Task description: Spot each line in the records below where the word "emoji" occurs, then copy it.

===== Source data =====

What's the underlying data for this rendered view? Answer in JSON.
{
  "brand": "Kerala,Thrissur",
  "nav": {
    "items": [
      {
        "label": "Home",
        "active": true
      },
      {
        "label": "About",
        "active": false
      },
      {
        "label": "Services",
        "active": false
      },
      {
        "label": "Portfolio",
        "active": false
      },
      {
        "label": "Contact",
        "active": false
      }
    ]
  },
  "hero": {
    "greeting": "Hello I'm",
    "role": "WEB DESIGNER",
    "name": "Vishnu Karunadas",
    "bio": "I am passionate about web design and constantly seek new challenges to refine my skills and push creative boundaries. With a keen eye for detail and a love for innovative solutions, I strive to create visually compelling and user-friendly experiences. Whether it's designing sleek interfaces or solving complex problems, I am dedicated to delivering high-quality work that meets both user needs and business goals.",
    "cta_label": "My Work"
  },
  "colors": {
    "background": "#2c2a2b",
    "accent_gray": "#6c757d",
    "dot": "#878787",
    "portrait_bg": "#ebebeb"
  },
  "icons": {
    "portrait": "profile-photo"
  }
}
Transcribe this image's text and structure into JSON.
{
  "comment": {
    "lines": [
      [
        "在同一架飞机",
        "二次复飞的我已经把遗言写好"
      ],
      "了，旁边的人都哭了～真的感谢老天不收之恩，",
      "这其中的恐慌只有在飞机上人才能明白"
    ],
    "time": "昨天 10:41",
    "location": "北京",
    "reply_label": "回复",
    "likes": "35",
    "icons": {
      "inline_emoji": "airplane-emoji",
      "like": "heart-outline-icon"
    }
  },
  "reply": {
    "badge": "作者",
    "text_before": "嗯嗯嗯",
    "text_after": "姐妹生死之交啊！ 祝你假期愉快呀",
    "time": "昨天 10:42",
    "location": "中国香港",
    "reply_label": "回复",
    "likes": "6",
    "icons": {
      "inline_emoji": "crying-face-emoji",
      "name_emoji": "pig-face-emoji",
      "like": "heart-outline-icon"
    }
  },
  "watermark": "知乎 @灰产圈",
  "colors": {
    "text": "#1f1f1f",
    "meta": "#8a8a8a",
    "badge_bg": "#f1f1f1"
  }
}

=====

Result of this exercise:
      "inline_emoji": "airplane-emoji",
      "inline_emoji": "crying-face-emoji",
      "name_emoji": "pig-face-emoji",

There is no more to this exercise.